Former Director of National Intelligence James Clapper admitted to the House Intelligence Committee in July 2017 that he was not aware of any direct evidence of collusion between Russia and the Trump campaign.
In a closed-door session on July 17, 2017, Clapper told the committee: “I never saw any direct empirical evidence that the Trump campaign or someone in it was plotting/conspiring with the Russians to meddle with the election.”
Those comments reflect what Clapper told NBC’s Chuck Todd on Meet the Press on March 5, 2017, when he said that the Intelligence Community assessment of Russian interference in the 2016 election did not include evidence of collusion with the Trump campaign.
But Clapper added that it “could have unfolded or become available in the time since I left the government.”
Clapper told the House Intelligence Committee that “anecdotal” evidence had emerged, such as people linked to the campaign talking to “the Russian ambassador on somebody that’s of Russian origin.”
Yet later in his testimony, he added that “we didn’t have any evidence of collusion certainly that met the evidentiary threshold that would make its way into the Intelligence Community assessment.”
Rep. Adam Schiff (D-CA) — then the Ranking Member of the committee — attempted to soften the admission, asking Clapper: “So if there was evidence of collusion, it would not necessarily have been brought to your attention?” He also cited the (now-discredited) Steele dossier, asking whether it had been “corroborated at least in part” — to which Clapper replied, “It would appear so.”
Clapper also said that he believed evidence of collusion would eventually emerge.
On July 11 — six days before his testimony — Clapper had reacted to news of a Trump Tower meeting between Trump campaign officials and a team led by a Russian attorney promising information on Hillary Clinton by telling the Cipher Brief: “I’ll leave it to the special counsel to determine whether the legal threshold of collusion was breached, but from this layman’s point of view, it certainly appears that way to me.”
He was asked about that remark at the House Intelligence Committee, and explained:
I can’t make a judgment about what the legal threshold, legal definition of — or if there is one, collusion here. I can’t judge that. It just looks kind of funny to me, you know, walks like a duck, quacks like a duck, it’s probably collusion. But I’m just a layman. And I’m out of the govennment, I’m a private citizen. I don’t have access to, thank God, the classified infonmation anymore.

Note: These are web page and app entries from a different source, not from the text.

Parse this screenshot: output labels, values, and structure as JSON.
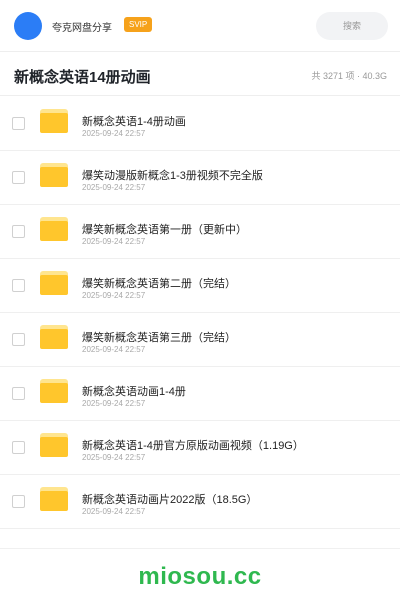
{
  "header": {
    "share_title": "夸克网盘分享",
    "badge": "SVIP",
    "search_placeholder": "搜索"
  },
  "folder": {
    "title": "新概念英语14册动画",
    "meta": "共 3271 项 · 40.3G"
  },
  "files": [
    {
      "name": "新概念英语1-4册动画",
      "date": "2025-09-24 22:57"
    },
    {
      "name": "爆笑动漫版新概念1-3册视频不完全版",
      "date": "2025-09-24 22:57"
    },
    {
      "name": "爆笑新概念英语第一册（更新中）",
      "date": "2025-09-24 22:57"
    },
    {
      "name": "爆笑新概念英语第二册（完结）",
      "date": "2025-09-24 22:57"
    },
    {
      "name": "爆笑新概念英语第三册（完结）",
      "date": "2025-09-24 22:57"
    },
    {
      "name": "新概念英语动画1-4册",
      "date": "2025-09-24 22:57"
    },
    {
      "name": "新概念英语1-4册官方原版动画视频（1.19G）",
      "date": "2025-09-24 22:57"
    },
    {
      "name": "新概念英语动画片2022版（18.5G）",
      "date": "2025-09-24 22:57"
    }
  ],
  "watermark": "miosou.cc",
  "colors": {
    "accent_blue": "#2b7df6",
    "svip_orange": "#f6a21b",
    "folder_yellow": "#ffc62c",
    "watermark_green": "#2fb84f"
  },
  "icons": {
    "avatar": "avatar-circle",
    "file_type": "folder-icon"
  }
}
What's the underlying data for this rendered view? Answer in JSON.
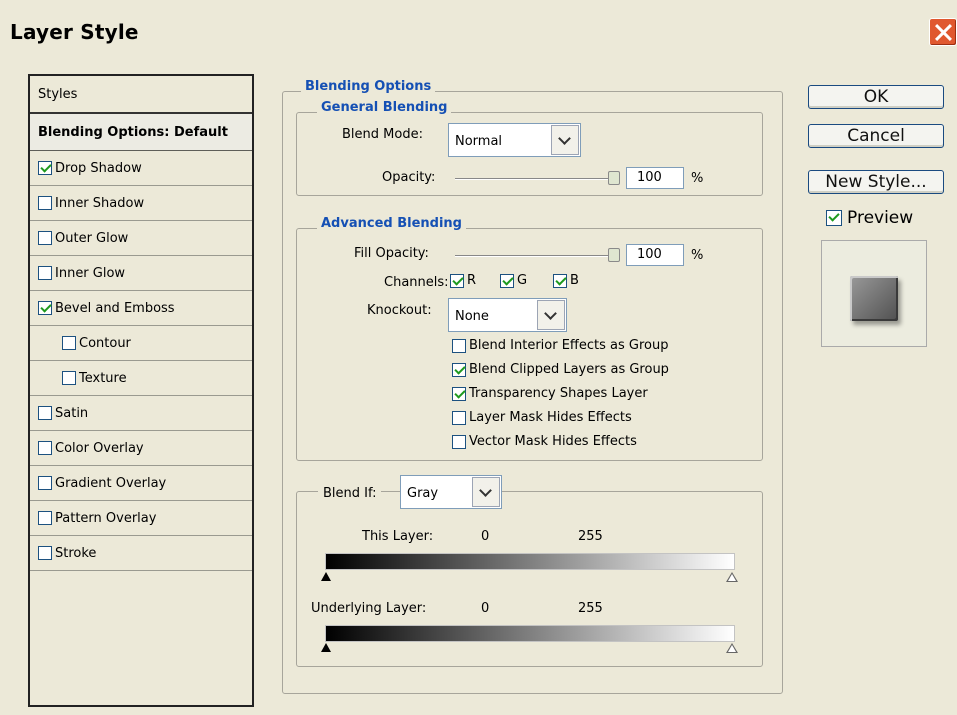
{
  "window": {
    "title": "Layer Style"
  },
  "styles": {
    "header": "Styles",
    "active": "Blending Options: Default",
    "items": [
      {
        "label": "Drop Shadow",
        "checked": true
      },
      {
        "label": "Inner Shadow",
        "checked": false
      },
      {
        "label": "Outer Glow",
        "checked": false
      },
      {
        "label": "Inner Glow",
        "checked": false
      },
      {
        "label": "Bevel and Emboss",
        "checked": true
      },
      {
        "label": "Contour",
        "checked": false
      },
      {
        "label": "Texture",
        "checked": false
      },
      {
        "label": "Satin",
        "checked": false
      },
      {
        "label": "Color Overlay",
        "checked": false
      },
      {
        "label": "Gradient Overlay",
        "checked": false
      },
      {
        "label": "Pattern Overlay",
        "checked": false
      },
      {
        "label": "Stroke",
        "checked": false
      }
    ]
  },
  "blending": {
    "section": "Blending Options",
    "general": "General Blending",
    "blend_mode_label": "Blend Mode:",
    "blend_mode_value": "Normal",
    "opacity_label": "Opacity:",
    "opacity_value": "100",
    "percent": "%"
  },
  "advanced": {
    "title": "Advanced Blending",
    "fill_opacity_label": "Fill Opacity:",
    "fill_opacity_value": "100",
    "percent": "%",
    "channels_label": "Channels:",
    "channels": {
      "r": "R",
      "g": "G",
      "b": "B"
    },
    "knockout_label": "Knockout:",
    "knockout_value": "None",
    "options": [
      {
        "label": "Blend Interior Effects as Group",
        "checked": false
      },
      {
        "label": "Blend Clipped Layers as Group",
        "checked": true
      },
      {
        "label": "Transparency Shapes Layer",
        "checked": true
      },
      {
        "label": "Layer Mask Hides Effects",
        "checked": false
      },
      {
        "label": "Vector Mask Hides Effects",
        "checked": false
      }
    ]
  },
  "blend_if": {
    "label": "Blend If:",
    "value": "Gray",
    "this_layer": "This Layer:",
    "this_low": "0",
    "this_high": "255",
    "underlying_layer": "Underlying Layer:",
    "underlying_low": "0",
    "underlying_high": "255"
  },
  "buttons": {
    "ok": "OK",
    "cancel": "Cancel",
    "new_style": "New Style...",
    "preview": "Preview"
  }
}
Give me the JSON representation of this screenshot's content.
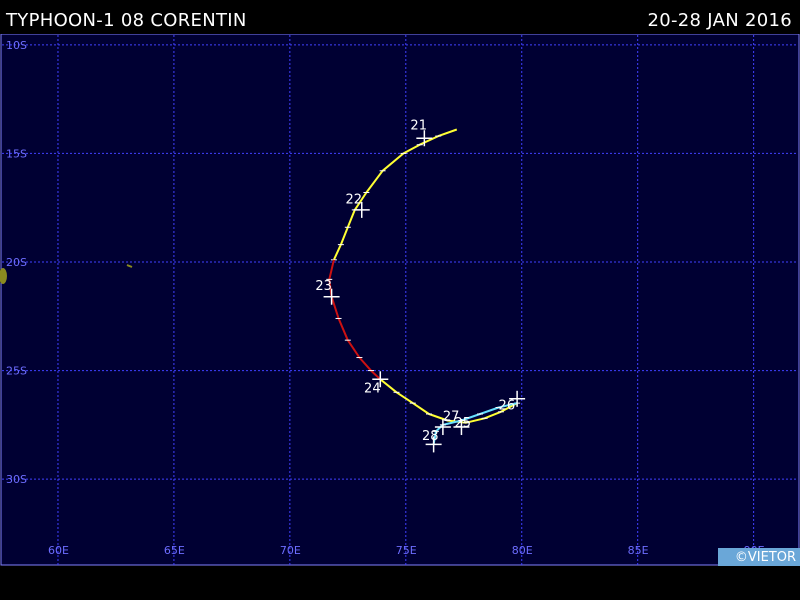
{
  "header": {
    "title": "TYPHOON-1 08 CORENTIN",
    "date_range": "20-28 JAN 2016"
  },
  "map": {
    "lon_range": [
      57.5,
      92.0
    ],
    "lat_range": [
      -9.5,
      -34.0
    ],
    "lat_labels": [
      "10S",
      "15S",
      "20S",
      "25S",
      "30S"
    ],
    "lat_values": [
      -10,
      -15,
      -20,
      -25,
      -30
    ],
    "lon_labels": [
      "60E",
      "65E",
      "70E",
      "75E",
      "80E",
      "85E",
      "90E"
    ],
    "lon_values": [
      60,
      65,
      70,
      75,
      80,
      85,
      90
    ],
    "colors": {
      "ocean": "#000033",
      "grid": "#4040ff",
      "label": "#6d6dff",
      "track_yellow": "#ffff33",
      "track_red": "#cc1111",
      "track_cyan": "#66e0ff",
      "land": "#8a8a20"
    }
  },
  "track": {
    "segments": [
      {
        "color": "track_yellow",
        "points": [
          [
            77.2,
            -13.9
          ],
          [
            76.4,
            -14.2
          ],
          [
            75.6,
            -14.6
          ],
          [
            74.9,
            -15.0
          ],
          [
            74.0,
            -15.8
          ],
          [
            73.3,
            -16.8
          ],
          [
            72.8,
            -17.6
          ],
          [
            72.5,
            -18.4
          ],
          [
            72.2,
            -19.2
          ],
          [
            71.9,
            -19.9
          ]
        ]
      },
      {
        "color": "track_red",
        "points": [
          [
            71.9,
            -19.9
          ],
          [
            71.7,
            -20.8
          ],
          [
            71.8,
            -21.6
          ],
          [
            72.1,
            -22.6
          ],
          [
            72.5,
            -23.6
          ],
          [
            73.0,
            -24.4
          ],
          [
            73.5,
            -25.0
          ],
          [
            73.9,
            -25.4
          ]
        ]
      },
      {
        "color": "track_yellow",
        "points": [
          [
            73.9,
            -25.4
          ],
          [
            74.6,
            -26.0
          ],
          [
            75.3,
            -26.5
          ],
          [
            76.0,
            -27.0
          ],
          [
            76.8,
            -27.3
          ],
          [
            77.6,
            -27.4
          ],
          [
            78.4,
            -27.2
          ],
          [
            79.1,
            -26.9
          ],
          [
            79.8,
            -26.5
          ]
        ]
      },
      {
        "color": "track_cyan",
        "points": [
          [
            79.8,
            -26.5
          ],
          [
            79.0,
            -26.7
          ],
          [
            78.2,
            -27.0
          ],
          [
            77.4,
            -27.3
          ],
          [
            76.6,
            -27.5
          ],
          [
            76.3,
            -27.8
          ],
          [
            76.2,
            -28.4
          ]
        ]
      }
    ],
    "day_labels": [
      {
        "text": "21",
        "lon": 75.2,
        "lat": -13.9
      },
      {
        "text": "22",
        "lon": 72.4,
        "lat": -17.3
      },
      {
        "text": "23",
        "lon": 71.1,
        "lat": -21.3
      },
      {
        "text": "24",
        "lon": 73.2,
        "lat": -26.0
      },
      {
        "text": "27",
        "lon": 76.6,
        "lat": -27.3
      },
      {
        "text": "25",
        "lon": 77.1,
        "lat": -27.6
      },
      {
        "text": "28",
        "lon": 75.7,
        "lat": -28.2
      },
      {
        "text": "26",
        "lon": 79.0,
        "lat": -26.8
      }
    ],
    "cross_points": [
      [
        75.8,
        -14.3
      ],
      [
        73.1,
        -17.6
      ],
      [
        71.8,
        -21.6
      ],
      [
        73.9,
        -25.4
      ],
      [
        76.6,
        -27.6
      ],
      [
        77.4,
        -27.6
      ],
      [
        76.2,
        -28.4
      ],
      [
        79.8,
        -26.3
      ]
    ]
  },
  "credit": "©VIETOR"
}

Despite not having any direct evidence of collusion, Clapper was a major figure in helping the media and the opposition push the “Russia collusion” hypothesis.